**ABOUT THIS EXERCISE**
Where a line of the entries below includes the string "Levels", count it. Give only the resulting number.

**DATA FOR THE TASK**
>>
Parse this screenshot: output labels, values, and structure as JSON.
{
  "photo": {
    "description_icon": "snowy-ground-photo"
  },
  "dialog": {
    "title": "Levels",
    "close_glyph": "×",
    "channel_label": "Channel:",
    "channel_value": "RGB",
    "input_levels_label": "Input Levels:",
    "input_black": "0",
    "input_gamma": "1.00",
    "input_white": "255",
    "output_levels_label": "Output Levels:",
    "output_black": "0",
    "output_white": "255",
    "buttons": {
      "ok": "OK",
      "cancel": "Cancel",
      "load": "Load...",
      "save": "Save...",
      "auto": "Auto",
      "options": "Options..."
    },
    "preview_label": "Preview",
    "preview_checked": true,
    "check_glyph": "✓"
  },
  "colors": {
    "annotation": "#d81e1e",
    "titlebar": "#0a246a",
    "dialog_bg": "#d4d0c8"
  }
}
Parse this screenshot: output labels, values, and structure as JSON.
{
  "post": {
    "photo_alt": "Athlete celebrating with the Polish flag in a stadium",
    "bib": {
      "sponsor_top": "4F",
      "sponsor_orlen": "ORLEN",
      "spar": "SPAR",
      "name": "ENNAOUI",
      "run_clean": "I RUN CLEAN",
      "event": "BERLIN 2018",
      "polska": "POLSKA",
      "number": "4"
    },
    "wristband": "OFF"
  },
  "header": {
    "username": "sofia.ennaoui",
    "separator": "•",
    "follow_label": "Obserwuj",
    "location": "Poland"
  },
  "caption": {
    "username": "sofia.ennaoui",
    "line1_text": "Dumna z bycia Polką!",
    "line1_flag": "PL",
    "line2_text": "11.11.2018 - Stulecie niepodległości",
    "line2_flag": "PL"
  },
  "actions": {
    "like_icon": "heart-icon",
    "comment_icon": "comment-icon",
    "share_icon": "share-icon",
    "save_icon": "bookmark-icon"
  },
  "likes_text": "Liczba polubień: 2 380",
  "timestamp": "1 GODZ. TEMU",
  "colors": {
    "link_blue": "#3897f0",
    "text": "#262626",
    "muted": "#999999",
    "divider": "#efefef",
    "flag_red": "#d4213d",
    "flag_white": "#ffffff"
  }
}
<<
**EXERCISE OUTPUT**
3